…Every act of terrorism begins, in the eyes of its practitioners, as an instance of counterterrorism. The most murderous cases of terrorism in this century have ostensibly been counterterroristic measures by the police in Stalin’s Russia and Hitler’s Germany; and the special kind of love-hate relationship that exists between the policeman and the revolutionary terrorist, each in a sense indispensable to the other, has been a vital influence in conditioning the professional psychology of both.
The police factor was particularly significant in the evolution of the terrorist syndrome that developed in Russia in the second half of the nineteenth century. Revolutionary terrorism made its earliest appearance there during the wave of repression and political reaction that swept the country after the unsuccessful nationalist insurrection of 1863 in Russian Poland. The reign of Alexander II had begun in a euphoric atmosphere of progress and social reform, but the Polish uprising, along with intensified pressure from the reactionary elements in Russian society, pushed Alexander and the czarist administration sharply to the right.
The socialist and populist idealists who up to then had conceived the transformation of Russian despotism as a gradual process to be brought about by educating the masses found themselves subject to increasing police harassment. From reformers they rapidly turned into revolutionaries; the more energetic ones organized underground groups and resorted to terrorism.( to be continued)…

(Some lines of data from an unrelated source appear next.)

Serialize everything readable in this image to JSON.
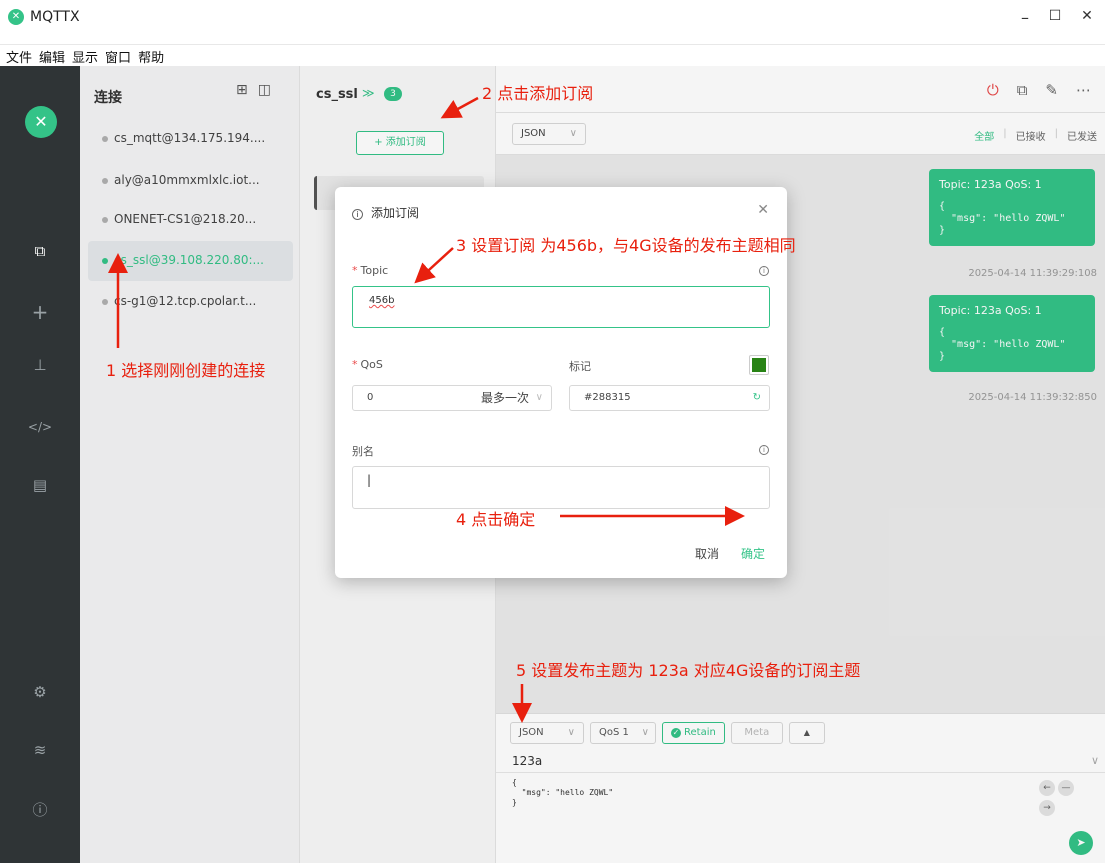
{
  "window": {
    "app_title": "MQTTX",
    "minimize_glyph": "–",
    "maximize_glyph": "☐",
    "close_glyph": "✕"
  },
  "menu": [
    "文件",
    "编辑",
    "显示",
    "窗口",
    "帮助"
  ],
  "connections_panel": {
    "title": "连接",
    "items": [
      {
        "label": "cs_mqtt@134.175.194...."
      },
      {
        "label": "aly@a10mmxmlxlc.iot..."
      },
      {
        "label": "ONENET-CS1@218.20..."
      },
      {
        "label": "cs_ssl@39.108.220.80:...",
        "active": true
      },
      {
        "label": "cs-g1@12.tcp.cpolar.t..."
      }
    ]
  },
  "subscriptions_panel": {
    "connection_name": "cs_ssl",
    "badge_count": "3",
    "add_subscription_label": "+ 添加订阅"
  },
  "messages": {
    "format": "JSON",
    "filters": {
      "all": "全部",
      "received": "已接收",
      "sent": "已发送"
    },
    "items": [
      {
        "header": "Topic: 123a   QoS: 1",
        "payload": "{\n  \"msg\": \"hello ZQWL\"\n}",
        "time": "2025-04-14 11:39:29:108"
      },
      {
        "header": "Topic: 123a   QoS: 1",
        "payload": "{\n  \"msg\": \"hello ZQWL\"\n}",
        "time": "2025-04-14 11:39:32:850"
      }
    ]
  },
  "publish": {
    "format": "JSON",
    "qos": "QoS 1",
    "retain": "Retain",
    "meta": "Meta",
    "topic": "123a",
    "payload": "{\n  \"msg\": \"hello ZQWL\"\n}"
  },
  "dialog": {
    "title": "添加订阅",
    "topic_label": "Topic",
    "topic_value": "456b",
    "qos_label": "QoS",
    "qos_value": "0",
    "qos_desc": "最多一次",
    "color_label": "标记",
    "color_value": "#288315",
    "alias_label": "别名",
    "cancel": "取消",
    "confirm": "确定"
  },
  "annotations": {
    "step1": "1 选择刚刚创建的连接",
    "step2": "2 点击添加订阅",
    "step3": "3 设置订阅 为456b，与4G设备的发布主题相同",
    "step4": "4 点击确定",
    "step5": "5 设置发布主题为 123a 对应4G设备的订阅主题"
  },
  "colors": {
    "accent": "#34c388",
    "annotation": "#e8200e",
    "nav_bg": "#2f3436",
    "tag_color": "#288315"
  }
}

Slavoj Zizek:The fundamentalist Islamic terror is NOT grounded in the terrorists’ conviction of their superiority and in their desire to safeguard their cultural-religious identity from the onslaught of the global consumerist civilization: the problem with fundamentalists is not that we consider them inferior to us, but, rather, that THEY THEMSELVES secretly consider themselves inferior (like, obviously, Hitler himself felt towards Jews) – which is why our condescending Politically Correct assurances that we feel no superiority towards them only makes them more furious and feeds their resentment. The problem is not cultural difference (their effort to preserve their identity), but the opposite fact that the fundamentalists are already like us, that they secretly already internalized our standards and measure themselves by them. (This clearly goes for Dalai Lama who justifies the Tibetan Buddhism in WESTERN terms of the pursuit of happiness and the avoidance of pain.) Paradoxically, what the fundamentalists really lack is precisely a dosage of “true” “racist” conviction into one’s own superiority.
The perplexing fact about the “terrorist” attacks is that they do not fit our standard opposition of Evil as egotism, as disregard for the common Good, and Good as the spirit of (and actual readiness for) the sacrifice for some higher Cause: terrorists cannot but appear as something akin to Milton’s Satan with his “Evil, be thou my Good”: while they pursue (what appears to us) evil goals with evil means, the very FORM of their activity meets the highest standard of the Good. The resolution of this enigma is easy, known already to Rousseau: egotism (the concern for one’s well-being) is NOT opposed to common good, since altruistic norms can easily be deduced from egotist concerns….Freud already knew it: death-drive is opposed to pleasure principle as well as to reality principle, i.e., the true “Evil” (= death drive) involves self-sabotage, it makes us act AGAINST our own interests. (Dupuy is here wrong in his characterization of the Lacanian psychoanalysis as part of the ongoing “mechanization of the mind” – psychoanalysis, on the contrary, REINTRODUCES notions of Evil and responsibility into our ethical vocabulary; “death-drive” is the name for what DISTURBS the homeostatic mechanism of rational pleasure-seeking, the weird reversal where I sabotage my own interests. If THIS is the true evil, then not only of today’s secular pragmatic ethical theories, but even the “mechanization of the mind” in cognitive sciences, are to be conceived not as in itself “evil,” but as a defense against Evil.Read More:http://www.lacan.com/zizfrance1.htm